Input for this task:

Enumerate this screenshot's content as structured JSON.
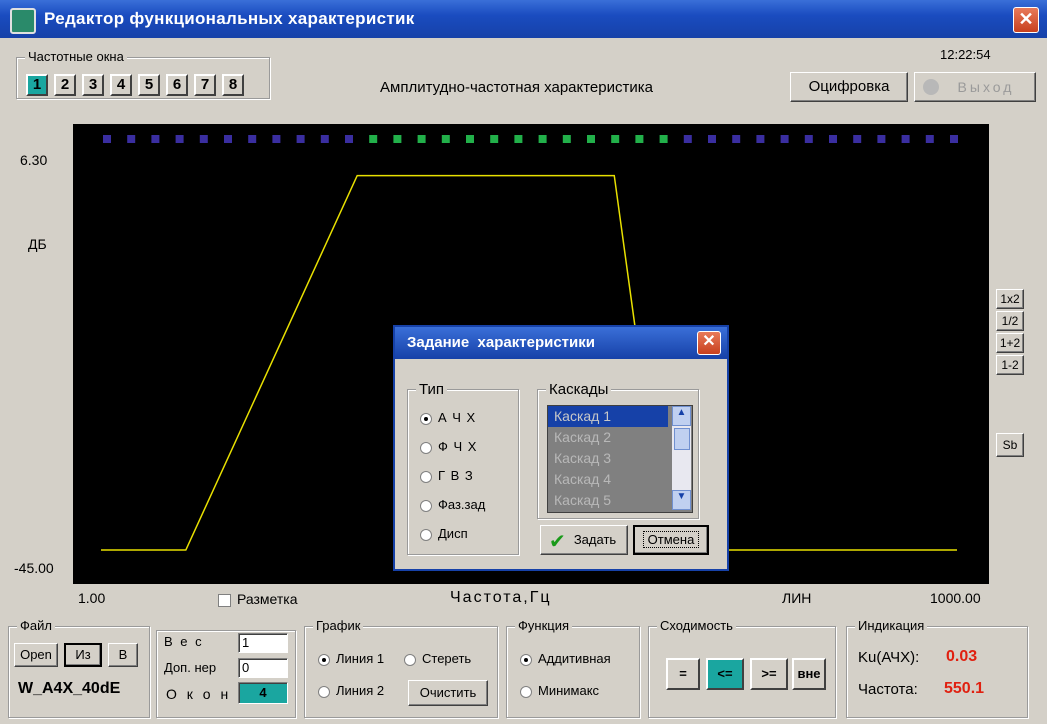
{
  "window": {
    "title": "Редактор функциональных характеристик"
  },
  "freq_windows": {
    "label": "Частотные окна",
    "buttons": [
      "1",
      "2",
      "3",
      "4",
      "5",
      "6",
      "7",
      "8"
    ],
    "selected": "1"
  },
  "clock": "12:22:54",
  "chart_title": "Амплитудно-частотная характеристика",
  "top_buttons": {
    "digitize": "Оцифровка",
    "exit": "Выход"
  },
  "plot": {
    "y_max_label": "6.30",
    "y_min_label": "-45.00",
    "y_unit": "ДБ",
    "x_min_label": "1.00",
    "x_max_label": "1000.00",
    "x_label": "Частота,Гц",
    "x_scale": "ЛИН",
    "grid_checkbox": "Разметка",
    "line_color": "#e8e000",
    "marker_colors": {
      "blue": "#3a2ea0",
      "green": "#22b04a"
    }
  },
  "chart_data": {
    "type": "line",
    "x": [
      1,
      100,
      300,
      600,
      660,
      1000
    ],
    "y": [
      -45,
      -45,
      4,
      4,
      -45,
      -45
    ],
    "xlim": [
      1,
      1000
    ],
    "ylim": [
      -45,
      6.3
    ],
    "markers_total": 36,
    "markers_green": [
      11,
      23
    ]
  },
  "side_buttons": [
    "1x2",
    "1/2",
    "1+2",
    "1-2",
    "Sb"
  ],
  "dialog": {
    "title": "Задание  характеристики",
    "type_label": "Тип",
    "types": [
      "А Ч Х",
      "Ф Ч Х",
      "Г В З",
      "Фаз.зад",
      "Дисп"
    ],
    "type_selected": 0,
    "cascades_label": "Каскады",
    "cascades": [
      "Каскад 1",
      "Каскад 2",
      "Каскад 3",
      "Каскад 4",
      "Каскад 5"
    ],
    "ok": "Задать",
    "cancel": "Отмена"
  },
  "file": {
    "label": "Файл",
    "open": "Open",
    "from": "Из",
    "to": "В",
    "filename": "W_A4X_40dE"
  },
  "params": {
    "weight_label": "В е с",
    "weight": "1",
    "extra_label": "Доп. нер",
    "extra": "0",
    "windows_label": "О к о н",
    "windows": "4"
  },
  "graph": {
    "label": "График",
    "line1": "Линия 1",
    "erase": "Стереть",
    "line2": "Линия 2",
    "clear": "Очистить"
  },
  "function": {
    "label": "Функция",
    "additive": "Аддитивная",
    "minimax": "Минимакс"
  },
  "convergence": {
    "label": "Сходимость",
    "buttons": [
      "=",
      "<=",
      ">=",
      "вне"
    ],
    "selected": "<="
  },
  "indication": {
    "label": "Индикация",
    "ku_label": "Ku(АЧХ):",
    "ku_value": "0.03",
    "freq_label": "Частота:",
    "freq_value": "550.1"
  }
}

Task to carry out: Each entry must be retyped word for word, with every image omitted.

Written answer:
Enumerate this screenshot's content as structured JSON.
{
  "window": {
    "title": "Редактор функциональных характеристик"
  },
  "freq_windows": {
    "label": "Частотные окна",
    "buttons": [
      "1",
      "2",
      "3",
      "4",
      "5",
      "6",
      "7",
      "8"
    ],
    "selected": "1"
  },
  "clock": "12:22:54",
  "chart_title": "Амплитудно-частотная характеристика",
  "top_buttons": {
    "digitize": "Оцифровка",
    "exit": "Выход"
  },
  "plot": {
    "y_max_label": "6.30",
    "y_min_label": "-45.00",
    "y_unit": "ДБ",
    "x_min_label": "1.00",
    "x_max_label": "1000.00",
    "x_label": "Частота,Гц",
    "x_scale": "ЛИН",
    "grid_checkbox": "Разметка",
    "line_color": "#e8e000",
    "marker_colors": {
      "blue": "#3a2ea0",
      "green": "#22b04a"
    }
  },
  "chart_data": {
    "type": "line",
    "x": [
      1,
      100,
      300,
      600,
      660,
      1000
    ],
    "y": [
      -45,
      -45,
      4,
      4,
      -45,
      -45
    ],
    "xlim": [
      1,
      1000
    ],
    "ylim": [
      -45,
      6.3
    ],
    "markers_total": 36,
    "markers_green": [
      11,
      23
    ]
  },
  "side_buttons": [
    "1x2",
    "1/2",
    "1+2",
    "1-2",
    "Sb"
  ],
  "dialog": {
    "title": "Задание  характеристики",
    "type_label": "Тип",
    "types": [
      "А Ч Х",
      "Ф Ч Х",
      "Г В З",
      "Фаз.зад",
      "Дисп"
    ],
    "type_selected": 0,
    "cascades_label": "Каскады",
    "cascades": [
      "Каскад 1",
      "Каскад 2",
      "Каскад 3",
      "Каскад 4",
      "Каскад 5"
    ],
    "ok": "Задать",
    "cancel": "Отмена"
  },
  "file": {
    "label": "Файл",
    "open": "Open",
    "from": "Из",
    "to": "В",
    "filename": "W_A4X_40dE"
  },
  "params": {
    "weight_label": "В е с",
    "weight": "1",
    "extra_label": "Доп. нер",
    "extra": "0",
    "windows_label": "О к о н",
    "windows": "4"
  },
  "graph": {
    "label": "График",
    "line1": "Линия 1",
    "erase": "Стереть",
    "line2": "Линия 2",
    "clear": "Очистить"
  },
  "function": {
    "label": "Функция",
    "additive": "Аддитивная",
    "minimax": "Минимакс"
  },
  "convergence": {
    "label": "Сходимость",
    "buttons": [
      "=",
      "<=",
      ">=",
      "вне"
    ],
    "selected": "<="
  },
  "indication": {
    "label": "Индикация",
    "ku_label": "Ku(АЧХ):",
    "ku_value": "0.03",
    "freq_label": "Частота:",
    "freq_value": "550.1"
  }
}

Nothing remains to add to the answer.